U.S. Naivete Could Turn Iran Into Regional Superpower
When Secretary of State John Kerry said Sunday that there might be "ways" Iran could "contribute from the sidelines," "weigh in," or "help the process" in the Syrian peace conference in Montreux, Switzerland, to begin later this month, he apparently thought the mullahs would be flattered.
Predictably, Tehran responded with more contempt of the Great Satan, complaining that "the Islamic Republic of Iran will not accept any proposal which does not respect its dignity."
It is a very old, wise saying that evil begets more evil. Kerry, in signing in blood a pact with the devil seeking to appease Iran out of its nuclear program, seems to think he might as well have the devil check his blood's cholesterol level while he's at it.
Since we're on such smiling terms with Iran in Geneva, why not have Tehran help out with their friends in Syria, Kerry's thinking seems to be.
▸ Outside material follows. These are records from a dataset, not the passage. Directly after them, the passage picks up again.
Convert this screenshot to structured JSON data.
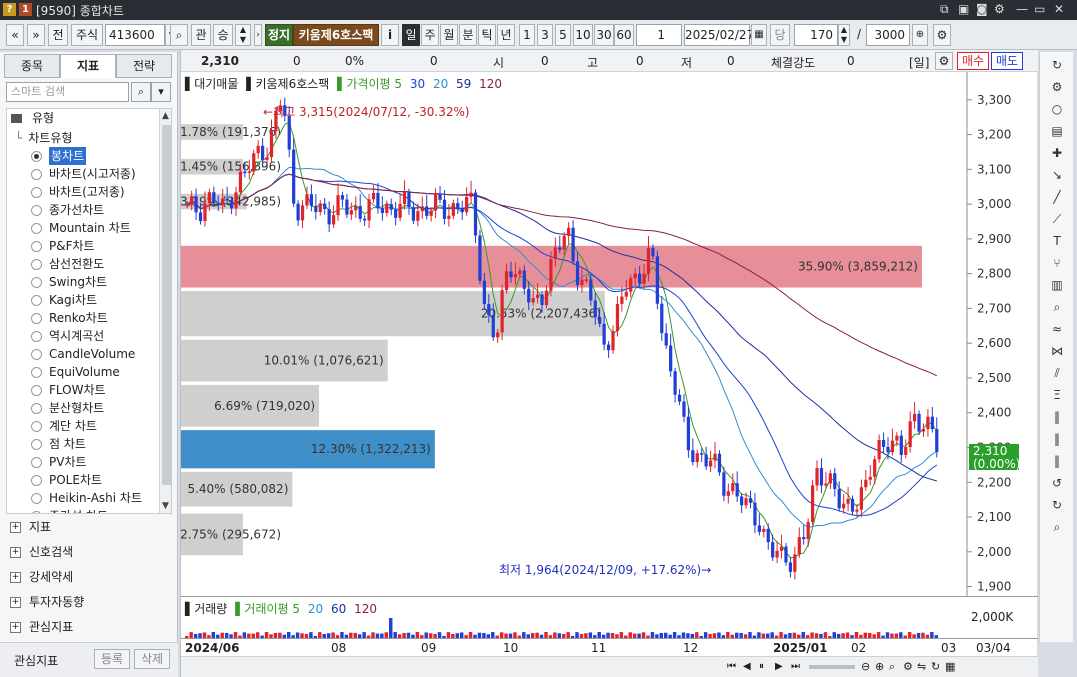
{
  "window": {
    "title": "[9590] 종합차트",
    "badge_q": "?",
    "badge_one": "1"
  },
  "toolbar": {
    "code": "413600",
    "market": "주식",
    "prev": "전",
    "button_kwan": "관",
    "button_seung": "승",
    "stop_label": "정지",
    "stock_name": "키움제6호스팩",
    "info_icon": "i",
    "periods": [
      "일",
      "주",
      "월",
      "분",
      "틱",
      "년"
    ],
    "active_period": "일",
    "intervals": [
      "1",
      "3",
      "5",
      "10",
      "30",
      "60"
    ],
    "interval_value": "1",
    "date": "2025/02/27",
    "dang": "당",
    "count": "170",
    "slash": "/",
    "total": "3000"
  },
  "left_panel": {
    "tabs": [
      "종목",
      "지표",
      "전략"
    ],
    "active_tab": "지표",
    "search_placeholder": "스마트 검색",
    "group_label": "유형",
    "subgroup_label": "차트유형",
    "chart_types": [
      "봉차트",
      "바차트(시고저종)",
      "바차트(고저종)",
      "종가선차트",
      "Mountain 차트",
      "P&F차트",
      "삼선전환도",
      "Swing차트",
      "Kagi차트",
      "Renko차트",
      "역시계곡선",
      "CandleVolume",
      "EquiVolume",
      "FLOW차트",
      "분산형차트",
      "계단 차트",
      "점 차트",
      "PV차트",
      "POLE차트",
      "Heikin-Ashi 차트",
      "주가선 차트"
    ],
    "selected_type": "봉차트",
    "sections": [
      "지표",
      "신호검색",
      "강세약세",
      "투자자동향",
      "관심지표"
    ],
    "bottom_label": "관심지표",
    "register": "등록",
    "delete": "삭제"
  },
  "infobar": {
    "price": "2,310",
    "change": "0",
    "rate": "0%",
    "volume": "0",
    "open_label": "시",
    "open": "0",
    "high_label": "고",
    "high": "0",
    "low_label": "저",
    "low": "0",
    "strength_label": "체결강도",
    "strength": "0",
    "period_tag": "[일]",
    "buy": "매수",
    "sell": "매도"
  },
  "legend": {
    "prefix": "▌대기매물",
    "name": "▌키움제6호스팩",
    "ma_label": "▌가격이평 5",
    "ma30": "30",
    "ma20": "20",
    "ma59": "59",
    "ma120": "120",
    "vol_prefix": "▌거래량",
    "vol_ma": "▌거래이평 5",
    "vol_20": "20",
    "vol_60": "60",
    "vol_120": "120",
    "vol_axis": "2,000K"
  },
  "annotations": {
    "high": "←최고 3,315(2024/07/12, -30.32%)",
    "low": "최저 1,964(2024/12/09, +17.62%)→",
    "current_price": "2,310",
    "current_rate": "(0.00%)"
  },
  "colors": {
    "up": "#e0242c",
    "down": "#1f3fd6",
    "ma5": "#3a9a2a",
    "ma20": "#2f8fd0",
    "ma30": "#1f3fd6",
    "ma60": "#2030a0",
    "ma120": "#8a2040",
    "vp_highlight": "#e68f98",
    "vp_current": "#3f8fc8"
  },
  "chart_data": {
    "type": "candlestick",
    "ylim": [
      1870,
      3380
    ],
    "y_ticks": [
      "3,300",
      "3,200",
      "3,100",
      "3,000",
      "2,900",
      "2,800",
      "2,700",
      "2,600",
      "2,500",
      "2,400",
      "2,300",
      "2,200",
      "2,100",
      "2,000",
      "1,900"
    ],
    "x_labels": [
      "2024/06",
      "08",
      "09",
      "10",
      "11",
      "12",
      "2025/01",
      "02",
      "03",
      "03/04"
    ],
    "volume_profile": [
      {
        "pct": "1.78%",
        "vol": "191,376",
        "value": 191376
      },
      {
        "pct": "1.45%",
        "vol": "156,896",
        "value": 156896
      },
      {
        "pct": "3.19%",
        "vol": "342,985",
        "value": 342985
      },
      {
        "pct": "35.90%",
        "vol": "3,859,212",
        "value": 3859212
      },
      {
        "pct": "20.53%",
        "vol": "2,207,436",
        "value": 2207436
      },
      {
        "pct": "10.01%",
        "vol": "1,076,621",
        "value": 1076621
      },
      {
        "pct": "6.69%",
        "vol": "719,020",
        "value": 719020
      },
      {
        "pct": "12.30%",
        "vol": "1,322,213",
        "value": 1322213
      },
      {
        "pct": "5.40%",
        "vol": "580,082",
        "value": 580082
      },
      {
        "pct": "2.75%",
        "vol": "295,672",
        "value": 295672
      }
    ],
    "close_path_points": [
      [
        2980,
        2990
      ],
      [
        3020,
        2980
      ],
      [
        3050,
        3090
      ],
      [
        3150,
        3180
      ],
      [
        3315,
        3000
      ],
      [
        2990,
        2990
      ],
      [
        2980,
        2990
      ],
      [
        2985,
        2980
      ],
      [
        3000,
        2990
      ],
      [
        2990,
        2985
      ],
      [
        2985,
        2990
      ],
      [
        2990,
        2990
      ],
      [
        3000,
        2700
      ],
      [
        2600,
        2850
      ],
      [
        2780,
        2700
      ],
      [
        2760,
        2860
      ],
      [
        2920,
        2780
      ],
      [
        2720,
        2600
      ],
      [
        2650,
        2780
      ],
      [
        2800,
        2850
      ],
      [
        2620,
        2480
      ],
      [
        2300,
        2280
      ],
      [
        2260,
        2200
      ],
      [
        2180,
        2120
      ],
      [
        2100,
        2000
      ],
      [
        1980,
        1990
      ],
      [
        2050,
        2250
      ],
      [
        2200,
        2120
      ],
      [
        2150,
        2170
      ],
      [
        2300,
        2330
      ],
      [
        2270,
        2400
      ],
      [
        2360,
        2310
      ]
    ],
    "volume_peak": "2024/09"
  }
}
The New York Times' Tehran correspondent even told us Tuesday that America and Iran "find themselves on the same side of a range of regional issues" as they are "drawn together by their mutual opposition to" common enemies, such as Sunni insurgencies in places like Afghanistan, Iraq, Lebanon, Syria and Yemen.
We'll soon be the best of friends, apparently.
President Obama, whose unfounded self-confidence in his diplomatic acumen dates back to early in his campaign, must now be more full of himself than ever.
The Iran nuclear problem is not only proving easy as pie; they'll be helping us with other Mideast problems that until the Obama era were insurmountable.
If it all seems too good to be true, that's because it's far worse than you think.
In grousing that Kerry's suggestion "does not respect its dignity," the Iranians are upping the ante. We won't "contribute from the sidelines" like some second-rate power, they're telling Kerry and Obama; but if you invite us to become the player on the Syrian negotiations, we might very well be happy to help ourselves to that.
The devious and globally ambitious Russian ruler Vladimir Putin was the one who, at Kerry's suggestion, got the Syria negotiations going. And Russia over many years, after all, built Iran's nuclear program.
It would be an exercise in black comedy to wonder who is more eager to reduce the influence and prestige of the world's lone superpower: Moscow or Tehran?